Top of SUPPLIED ENTRIES
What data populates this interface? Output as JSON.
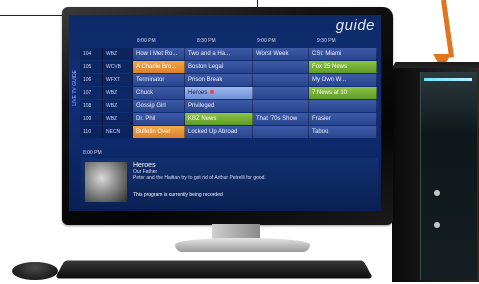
{
  "guide": {
    "title": "guide",
    "times": [
      "8:00 PM",
      "8:30 PM",
      "9:00 PM",
      "9:30 PM"
    ],
    "sidebar_label": "LIVE TV GUIDE",
    "rows": [
      {
        "channel": "104",
        "network": "WBZ",
        "programs": [
          "How I Met Ro...",
          "Two and a Ha...",
          "Worst Week",
          "CSI: Miami"
        ],
        "highlight": [
          null,
          null,
          null,
          null
        ],
        "rec": [
          false,
          false,
          false,
          false
        ]
      },
      {
        "channel": "105",
        "network": "WCVB",
        "programs": [
          "A Charlie Bro...",
          "Boston Legal",
          "",
          ""
        ],
        "highlight": [
          "orange",
          null,
          null,
          "green"
        ],
        "rec": [
          false,
          false,
          false,
          false
        ],
        "extra": "Fox 25 News"
      },
      {
        "channel": "106",
        "network": "WFXT",
        "programs": [
          "Terminator",
          "Prison Break",
          "",
          "My Own W..."
        ],
        "highlight": [
          null,
          null,
          null,
          null
        ],
        "rec": [
          false,
          false,
          false,
          false
        ]
      },
      {
        "channel": "107",
        "network": "WBZ",
        "programs": [
          "Chuck",
          "Heroes",
          "",
          "7 News at 10"
        ],
        "highlight": [
          null,
          "lightblue",
          null,
          "green"
        ],
        "rec": [
          false,
          true,
          false,
          false
        ]
      },
      {
        "channel": "108",
        "network": "WBZ",
        "programs": [
          "Gossip Girl",
          "Privileged",
          "",
          ""
        ],
        "highlight": [
          null,
          null,
          null,
          null
        ],
        "rec": [
          false,
          false,
          false,
          false
        ]
      },
      {
        "channel": "109",
        "network": "WBZ",
        "programs": [
          "Dr. Phil",
          "KBZ News",
          "That '70s Show",
          "Frasier"
        ],
        "highlight": [
          null,
          "green",
          null,
          null
        ],
        "rec": [
          false,
          false,
          false,
          false
        ]
      },
      {
        "channel": "110",
        "network": "NECN",
        "programs": [
          "Bulletin Over",
          "Locked Up Abroad",
          "",
          "Taboo"
        ],
        "highlight": [
          "orange",
          null,
          null,
          null
        ],
        "rec": [
          false,
          false,
          false,
          false
        ]
      }
    ],
    "detail": {
      "time": "8:00 PM",
      "title": "Heroes",
      "episode": "Our Father",
      "synopsis": "Peter and the Haitian try to get rid of Arthur Petrelli for good.",
      "status": "This program is currently being recorded"
    }
  },
  "colors": {
    "arrow": "#e0751f",
    "highlight_orange": "#f2a64a",
    "highlight_green": "#8ec547",
    "highlight_lightblue": "#9fb8ee",
    "screen_bg": "#102f78"
  }
}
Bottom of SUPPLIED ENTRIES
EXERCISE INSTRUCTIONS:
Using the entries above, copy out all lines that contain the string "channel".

EXERCISE RESULT:
        "channel": "104",
        "channel": "105",
        "channel": "106",
        "channel": "107",
        "channel": "108",
        "channel": "109",
        "channel": "110",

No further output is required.